Previous models have assumed that all assets become less liquid at times of financial turmoil. Fitch maintains that this is not necessarily the case with markets providing protection on the underlying assets, such as the CDS market.
The report's author, London-based credit analyst Thomas Aubrey, notes that over the last three years, B, BB and BBB-rated assets have consistently been the most liquid, followed by A, AA and AAA-rated assets, while C-rated were by far the most illiquid. This refutes the assumption that liquidity risk and credit risk cannot be separated.
The CDS market has become progressively more liquid over the last three years, bar a minor spike of illiquidity after August 2007. According to Fitch's liquidity scores, derived from its own model (the lower the score, the more liquid the asset), liquidity stood between 10.75 and 11 in the first half of 2006, improving to between 9.5 and 9.75 in September of this year. In fact, the liquidity in the CDS market has fared particularly well over the last six months, while liquidity in other markets has dried up.
However, while the market has generally become more liquid, the number of less liquid CDSs grows during the kind of stress periods seen in 2008. At these times, there is also a run on already liquid CDSs - in other words, the distribution of liquidity becomes more unequal.

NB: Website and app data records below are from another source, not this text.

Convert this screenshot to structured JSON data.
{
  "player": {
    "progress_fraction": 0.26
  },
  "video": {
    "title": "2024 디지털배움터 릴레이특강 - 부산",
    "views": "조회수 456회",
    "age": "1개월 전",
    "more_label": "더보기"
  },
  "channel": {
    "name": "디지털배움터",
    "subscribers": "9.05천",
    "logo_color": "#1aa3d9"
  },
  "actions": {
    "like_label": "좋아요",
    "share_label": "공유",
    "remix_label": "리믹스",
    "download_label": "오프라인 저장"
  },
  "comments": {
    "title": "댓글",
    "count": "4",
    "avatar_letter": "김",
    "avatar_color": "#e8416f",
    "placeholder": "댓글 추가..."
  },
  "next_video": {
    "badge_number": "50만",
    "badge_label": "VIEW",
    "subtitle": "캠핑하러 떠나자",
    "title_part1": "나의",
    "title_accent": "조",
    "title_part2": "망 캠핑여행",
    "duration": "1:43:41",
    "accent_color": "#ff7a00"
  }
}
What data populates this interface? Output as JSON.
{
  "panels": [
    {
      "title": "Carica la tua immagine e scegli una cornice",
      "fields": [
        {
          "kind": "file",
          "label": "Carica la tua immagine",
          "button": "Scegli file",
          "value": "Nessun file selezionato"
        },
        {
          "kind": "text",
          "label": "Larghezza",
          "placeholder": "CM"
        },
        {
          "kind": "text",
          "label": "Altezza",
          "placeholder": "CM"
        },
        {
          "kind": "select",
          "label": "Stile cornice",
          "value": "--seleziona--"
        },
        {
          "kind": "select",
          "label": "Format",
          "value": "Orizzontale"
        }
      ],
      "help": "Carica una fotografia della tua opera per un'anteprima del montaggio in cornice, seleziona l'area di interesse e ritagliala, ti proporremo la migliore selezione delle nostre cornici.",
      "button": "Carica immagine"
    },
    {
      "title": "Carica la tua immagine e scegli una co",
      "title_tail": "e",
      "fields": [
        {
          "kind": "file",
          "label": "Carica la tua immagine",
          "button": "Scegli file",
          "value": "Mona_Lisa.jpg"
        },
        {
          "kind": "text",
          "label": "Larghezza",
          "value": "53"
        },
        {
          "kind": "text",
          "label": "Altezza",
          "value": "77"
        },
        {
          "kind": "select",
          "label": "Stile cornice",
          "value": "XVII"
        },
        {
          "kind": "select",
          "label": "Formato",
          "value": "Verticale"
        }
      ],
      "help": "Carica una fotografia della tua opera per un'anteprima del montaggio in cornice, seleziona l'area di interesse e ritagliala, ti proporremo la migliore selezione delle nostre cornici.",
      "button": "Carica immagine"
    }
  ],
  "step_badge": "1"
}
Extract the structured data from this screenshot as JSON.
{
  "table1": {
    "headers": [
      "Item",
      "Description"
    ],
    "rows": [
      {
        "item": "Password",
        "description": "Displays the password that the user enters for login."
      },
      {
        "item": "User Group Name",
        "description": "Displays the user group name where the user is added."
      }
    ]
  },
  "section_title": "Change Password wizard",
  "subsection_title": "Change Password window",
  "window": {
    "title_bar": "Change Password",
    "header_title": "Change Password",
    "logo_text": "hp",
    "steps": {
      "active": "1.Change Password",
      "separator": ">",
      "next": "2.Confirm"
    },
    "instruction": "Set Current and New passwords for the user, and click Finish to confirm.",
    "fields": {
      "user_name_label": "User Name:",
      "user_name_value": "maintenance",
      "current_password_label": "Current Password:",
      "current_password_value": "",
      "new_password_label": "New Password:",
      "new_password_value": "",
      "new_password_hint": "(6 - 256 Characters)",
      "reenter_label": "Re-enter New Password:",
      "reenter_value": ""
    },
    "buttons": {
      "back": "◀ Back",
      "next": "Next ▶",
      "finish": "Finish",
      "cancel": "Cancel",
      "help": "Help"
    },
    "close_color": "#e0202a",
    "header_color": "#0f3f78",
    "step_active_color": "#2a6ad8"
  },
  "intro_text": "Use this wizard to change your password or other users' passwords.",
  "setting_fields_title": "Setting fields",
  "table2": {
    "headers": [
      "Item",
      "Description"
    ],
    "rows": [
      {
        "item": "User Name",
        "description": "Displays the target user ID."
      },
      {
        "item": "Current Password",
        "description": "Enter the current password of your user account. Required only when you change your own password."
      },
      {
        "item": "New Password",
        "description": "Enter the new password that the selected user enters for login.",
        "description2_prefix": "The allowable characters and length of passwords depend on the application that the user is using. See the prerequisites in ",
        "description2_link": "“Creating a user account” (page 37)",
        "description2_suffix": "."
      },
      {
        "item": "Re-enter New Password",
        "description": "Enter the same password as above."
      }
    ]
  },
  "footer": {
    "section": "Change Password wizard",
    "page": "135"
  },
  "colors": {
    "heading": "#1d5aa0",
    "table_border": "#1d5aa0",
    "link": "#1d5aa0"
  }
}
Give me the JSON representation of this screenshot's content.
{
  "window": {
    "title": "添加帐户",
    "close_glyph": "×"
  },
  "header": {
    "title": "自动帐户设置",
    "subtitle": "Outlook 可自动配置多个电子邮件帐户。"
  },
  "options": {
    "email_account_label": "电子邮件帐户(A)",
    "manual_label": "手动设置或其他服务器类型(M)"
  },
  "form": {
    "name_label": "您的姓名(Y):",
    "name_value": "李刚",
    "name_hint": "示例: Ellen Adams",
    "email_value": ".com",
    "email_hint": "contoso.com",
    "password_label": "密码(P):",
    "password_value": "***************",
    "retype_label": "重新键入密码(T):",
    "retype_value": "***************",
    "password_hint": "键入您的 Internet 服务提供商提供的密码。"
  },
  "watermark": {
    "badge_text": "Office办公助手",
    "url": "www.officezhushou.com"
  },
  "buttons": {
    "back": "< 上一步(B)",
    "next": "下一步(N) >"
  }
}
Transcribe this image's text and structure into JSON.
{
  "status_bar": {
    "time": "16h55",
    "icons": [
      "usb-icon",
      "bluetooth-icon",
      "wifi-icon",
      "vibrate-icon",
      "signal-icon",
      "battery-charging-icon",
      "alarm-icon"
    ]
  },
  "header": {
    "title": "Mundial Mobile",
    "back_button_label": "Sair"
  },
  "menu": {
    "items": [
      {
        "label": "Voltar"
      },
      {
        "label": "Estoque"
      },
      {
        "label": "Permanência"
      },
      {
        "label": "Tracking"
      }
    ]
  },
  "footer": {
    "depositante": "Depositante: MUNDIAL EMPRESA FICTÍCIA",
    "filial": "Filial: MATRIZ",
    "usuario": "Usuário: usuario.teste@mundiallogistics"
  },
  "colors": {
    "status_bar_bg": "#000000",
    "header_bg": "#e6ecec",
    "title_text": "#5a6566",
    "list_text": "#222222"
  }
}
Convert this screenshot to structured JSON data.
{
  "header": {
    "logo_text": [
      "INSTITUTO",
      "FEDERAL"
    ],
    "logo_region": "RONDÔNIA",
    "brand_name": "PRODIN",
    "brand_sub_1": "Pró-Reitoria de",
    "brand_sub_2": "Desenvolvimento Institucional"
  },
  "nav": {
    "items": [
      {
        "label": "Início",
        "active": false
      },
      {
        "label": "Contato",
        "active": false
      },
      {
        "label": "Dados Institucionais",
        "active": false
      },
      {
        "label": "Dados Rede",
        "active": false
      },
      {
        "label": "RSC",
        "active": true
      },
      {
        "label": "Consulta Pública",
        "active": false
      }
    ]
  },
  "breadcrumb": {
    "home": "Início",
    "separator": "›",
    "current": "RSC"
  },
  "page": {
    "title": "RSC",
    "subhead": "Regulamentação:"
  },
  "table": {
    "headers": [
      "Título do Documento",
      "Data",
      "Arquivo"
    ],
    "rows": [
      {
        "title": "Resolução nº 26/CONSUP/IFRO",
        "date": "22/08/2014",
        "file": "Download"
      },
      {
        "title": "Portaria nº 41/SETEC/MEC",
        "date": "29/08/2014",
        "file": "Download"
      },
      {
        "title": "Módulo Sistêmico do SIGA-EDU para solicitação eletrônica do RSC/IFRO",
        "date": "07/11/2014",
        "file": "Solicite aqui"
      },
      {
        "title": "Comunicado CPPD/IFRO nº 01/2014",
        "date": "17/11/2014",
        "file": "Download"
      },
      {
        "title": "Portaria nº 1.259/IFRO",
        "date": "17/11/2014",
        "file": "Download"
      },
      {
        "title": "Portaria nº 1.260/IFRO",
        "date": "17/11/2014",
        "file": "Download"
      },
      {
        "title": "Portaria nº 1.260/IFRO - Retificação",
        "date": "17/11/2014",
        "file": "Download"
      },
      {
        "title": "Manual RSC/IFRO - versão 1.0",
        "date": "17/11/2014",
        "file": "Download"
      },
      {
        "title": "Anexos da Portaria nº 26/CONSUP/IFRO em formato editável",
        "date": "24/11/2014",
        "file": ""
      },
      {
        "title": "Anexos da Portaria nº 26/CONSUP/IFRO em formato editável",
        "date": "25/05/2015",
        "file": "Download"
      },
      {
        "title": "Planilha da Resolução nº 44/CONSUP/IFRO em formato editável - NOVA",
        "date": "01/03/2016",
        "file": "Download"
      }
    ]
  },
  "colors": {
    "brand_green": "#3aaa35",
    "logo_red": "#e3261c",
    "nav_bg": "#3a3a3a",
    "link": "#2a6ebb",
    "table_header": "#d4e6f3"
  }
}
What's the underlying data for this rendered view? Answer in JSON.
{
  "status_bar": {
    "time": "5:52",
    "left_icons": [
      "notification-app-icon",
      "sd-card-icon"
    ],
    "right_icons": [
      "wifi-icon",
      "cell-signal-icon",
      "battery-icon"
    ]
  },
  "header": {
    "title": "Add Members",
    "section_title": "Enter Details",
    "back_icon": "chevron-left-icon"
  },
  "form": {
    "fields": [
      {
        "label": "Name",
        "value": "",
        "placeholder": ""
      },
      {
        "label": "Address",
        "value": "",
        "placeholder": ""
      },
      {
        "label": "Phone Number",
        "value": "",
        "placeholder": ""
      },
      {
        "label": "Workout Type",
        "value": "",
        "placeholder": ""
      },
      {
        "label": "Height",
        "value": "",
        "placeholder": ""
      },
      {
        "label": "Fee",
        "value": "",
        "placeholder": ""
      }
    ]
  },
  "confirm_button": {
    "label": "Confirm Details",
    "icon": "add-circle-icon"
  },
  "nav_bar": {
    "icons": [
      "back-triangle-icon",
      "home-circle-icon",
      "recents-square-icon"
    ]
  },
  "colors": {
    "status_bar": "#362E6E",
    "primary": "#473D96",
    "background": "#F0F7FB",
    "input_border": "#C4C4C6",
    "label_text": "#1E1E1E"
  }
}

Fitch concludes that credit events play a vital role in boosting the liquidity of a CDS, as investors who hold outstanding debt from the company become increasingly concerned that their bonds may default. For example, CDSs referencing Wachovia and Merrill Lynch had the best liquidity scores of all assets in September 2008, standing at 6.36 and 6.13 respectively. At the time, Merrill Lynch was negotiating a takeover by Bank of America, while Wachovia was being bought up by JP Morgan Chase.